- Goldfish are a popular aquarium fish and come in a wide range of sizes, shapes and colourations.
- They have elongated bodies, typically 12 to 22 cm long but can reach up to 40 cm long.
- Their colour can vary greatly, ranging from bright orange to olive green or creamy white. Wild populations are often a combination of olive, grey and black.
- Head and eyes are large.
- They have a long dorsal fin with a single stout spine with a serrated trailing edge. The anal fin is also stout with a single serrated spine.
- Tail is deeply forked.
- The mouth is small and has no trailing whiskers (barbels).
- Female will release eggs after an aggressive chase by the male goldfish.
- Like all cyprinids, goldfish eggs are sticky and will adhere to substrate and plants.
- After the eggs are attached, the male will fertilize the eggs by releasing milt.
- The fertilized eggs will hatch in 2-5 days.
- Young will attach themselves to aquatic plants for several days while they absorb their yolk sac.
Habitat & Ecology
- Goldfish in the wild are usually found in quiet areas of vegetated ponds, streams and pools, often in populated urban or suburban areas.
- The fish are able to tolerate fluctuations in water temperature and water with low levels of dissolved oxygen.
- They are quite tolerant of poor water quality, and may threaten some native species in degraded ecosystems.
- Goldfish are omnivores, meaning they will eat both plants and other animals, and they will grow according to the size of water body they are placed in.
- They are established in all provinces and states across Canada and United States except Alaska.
- Goldfish eat snails, small insects, fish eggs and young fish, making this species a competitor with and predator of native fish.
- They stir up mud and other matter when they feed, which increases the cloudiness of the water and affects the natural growth of aquatic plants.

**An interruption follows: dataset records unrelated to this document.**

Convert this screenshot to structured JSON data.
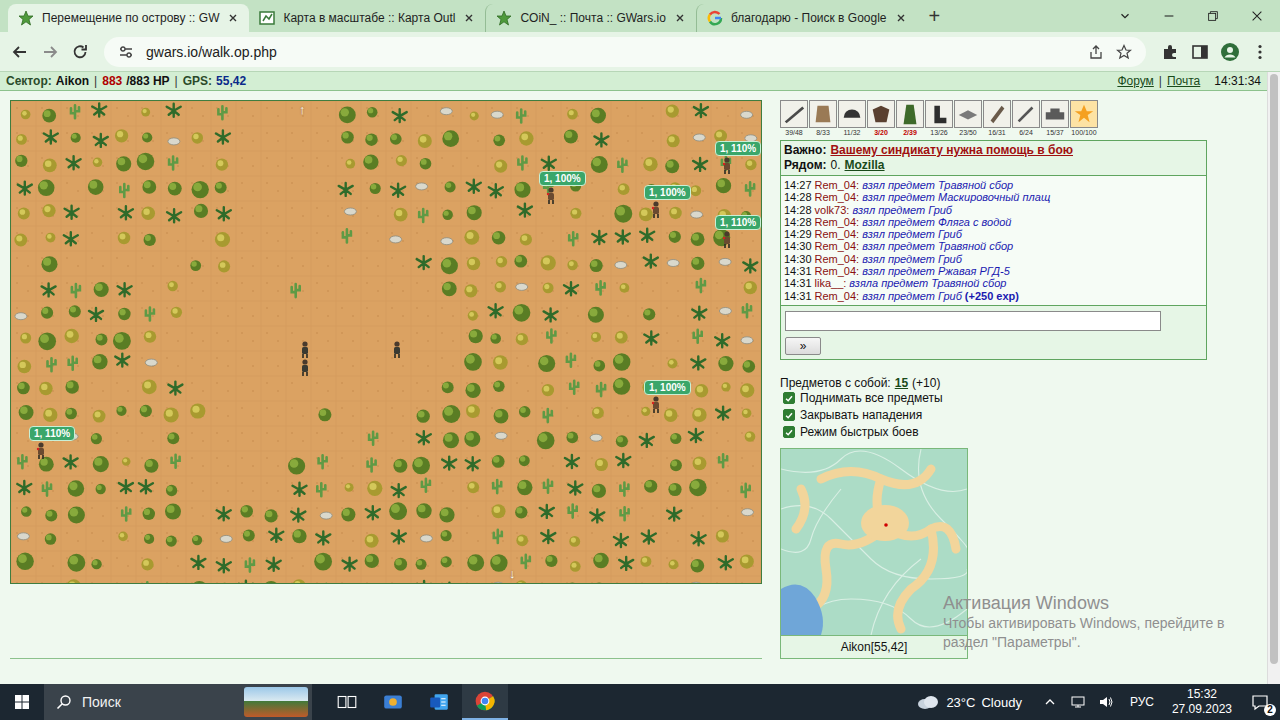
{
  "browser": {
    "tabs": [
      {
        "label": "Перемещение по острову :: GW",
        "selected": true
      },
      {
        "label": "Карта в масштабе :: Карта Outl",
        "selected": false
      },
      {
        "label": "COiN_ :: Почта :: GWars.io",
        "selected": false
      },
      {
        "label": "благодарю - Поиск в Google",
        "selected": false
      }
    ],
    "new_tab": "+",
    "url": "gwars.io/walk.op.php"
  },
  "header": {
    "sector_label": "Сектор:",
    "sector": "Aikon",
    "separator": "|",
    "hp": "883",
    "hp_rest": "/883 HP",
    "gps_label": "GPS:",
    "gps": "55,42",
    "links": [
      "Форум",
      "Почта"
    ],
    "time": "14:31:34"
  },
  "map": {
    "arrow_up": "↑",
    "arrow_down": "↓",
    "players": [
      {
        "label": "1, 110%"
      },
      {
        "label": "1, 100%"
      },
      {
        "label": "1, 100%"
      },
      {
        "label": "1, 110%"
      },
      {
        "label": "1, 100%"
      },
      {
        "label": "1, 110%"
      }
    ]
  },
  "equipment": [
    {
      "count": "39/48",
      "warning": false
    },
    {
      "count": "8/33",
      "warning": false
    },
    {
      "count": "11/32",
      "warning": false
    },
    {
      "count": "3/20",
      "warning": true
    },
    {
      "count": "2/39",
      "warning": true
    },
    {
      "count": "13/26",
      "warning": false
    },
    {
      "count": "23/50",
      "warning": false
    },
    {
      "count": "16/31",
      "warning": false
    },
    {
      "count": "6/24",
      "warning": false
    },
    {
      "count": "15/37",
      "warning": false
    },
    {
      "count": "100/100",
      "warning": false
    }
  ],
  "important": {
    "label": "Важно:",
    "link": "Вашему синдикату нужна помощь в бою"
  },
  "nearby": {
    "label": "Рядом:",
    "count": "0.",
    "name": "Mozilla"
  },
  "log": [
    {
      "time": "14:27",
      "user": "Rem_04:",
      "action": "взял предмет Травяной сбор",
      "bonus": ""
    },
    {
      "time": "14:28",
      "user": "Rem_04:",
      "action": "взял предмет Маскировочный плащ",
      "bonus": ""
    },
    {
      "time": "14:28",
      "user": "volk73:",
      "action": "взял предмет Гриб",
      "bonus": ""
    },
    {
      "time": "14:28",
      "user": "Rem_04:",
      "action": "взял предмет Фляга с водой",
      "bonus": ""
    },
    {
      "time": "14:29",
      "user": "Rem_04:",
      "action": "взял предмет Гриб",
      "bonus": ""
    },
    {
      "time": "14:30",
      "user": "Rem_04:",
      "action": "взял предмет Травяной сбор",
      "bonus": ""
    },
    {
      "time": "14:30",
      "user": "Rem_04:",
      "action": "взял предмет Гриб",
      "bonus": ""
    },
    {
      "time": "14:31",
      "user": "Rem_04:",
      "action": "взял предмет Ржавая РГД-5",
      "bonus": ""
    },
    {
      "time": "14:31",
      "user": "lika__:",
      "action": "взяла предмет Травяной сбор",
      "bonus": ""
    },
    {
      "time": "14:31",
      "user": "Rem_04:",
      "action": "взял предмет Гриб",
      "bonus": "(+250 exp)"
    }
  ],
  "chat": {
    "value": "",
    "send": "»"
  },
  "items": {
    "label": "Предметов с собой:",
    "count": "15",
    "extra": "(+10)"
  },
  "options": [
    {
      "label": "Поднимать все предметы",
      "checked": true
    },
    {
      "label": "Закрывать нападения",
      "checked": true
    },
    {
      "label": "Режим быстрых боев",
      "checked": true
    }
  ],
  "minimap": {
    "caption": "Aikon[55,42]"
  },
  "watermark": {
    "title": "Активация Windows",
    "text": "Чтобы активировать Windows, перейдите в раздел \"Параметры\"."
  },
  "taskbar": {
    "search": "Поиск",
    "weather_temp": "23°C",
    "weather_text": "Cloudy",
    "language": "РУС",
    "time": "15:32",
    "date": "27.09.2023",
    "notifications": "2"
  }
}
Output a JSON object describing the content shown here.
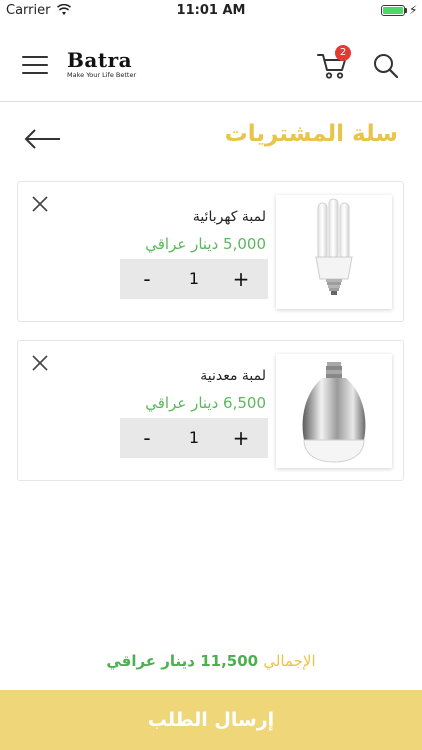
{
  "status_bar": {
    "carrier": "Carrier",
    "time": "11:01 AM"
  },
  "header": {
    "logo_title": "Batra",
    "logo_tagline": "Make Your Life Better",
    "cart_count": "2"
  },
  "page": {
    "title": "سلة المشتريات"
  },
  "cart_items": [
    {
      "name": "لمبة كهربائية",
      "price": "5,000 دينار عراقي",
      "quantity": "1",
      "image": "cfl-bulb"
    },
    {
      "name": "لمبة معدنية",
      "price": "6,500 دينار عراقي",
      "quantity": "1",
      "image": "led-bulb"
    }
  ],
  "stepper": {
    "minus": "-",
    "plus": "+"
  },
  "total": {
    "label": "الإجمالي",
    "value": "11,500 دينار عراقي"
  },
  "submit_label": "إرسال الطلب",
  "colors": {
    "accent": "#e8c54a",
    "price": "#5cb85c",
    "button": "#efd779",
    "badge": "#e53935"
  }
}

- Goldfish do not have any predators in the introduced habitat.
- They have the potential to produce large populations under optimal conditions.
- These invaders have also been known to predate on eggs, larvae and even adult native fish.
- Goldfish can carry diseases such as koi herpesvirus that can harm local fish populations. Koi herpesvirus is not a risk to human health, but it is never safe to consume fish that may have this disease.
- Do not release live goldfish into wild environment.
- Return or donate unwanted aquarium fish to a pet store or a local school.
- With no natural predators goldfish pose a risk to native fish species in the B.C. Interior.
- The most effective way to control goldfish is the use of physical control.
- Inspect your boat, trailer and equipment after each use. Remove all plants, animals and mud before moving to a new waterbody.
Photo Credit: Pete Wise. Goldfish taking over a pond in the North Okanagan
For more details on the background and impacts of goldfish check out Ontario's Invading Species Awareness Program here.
Refer to the Aquatic Invaders of the Pacific Northwest; Carassius auratus auratus (Common Goldfish) for more infomation on the history and invasion of goldfish.
For more information check out the Invasive Species Compendium datasheet on Carassius auratus auratus (common goldfish).
Download BC's Invasive Species Alert for Goldfish here.
Header photo (USGS).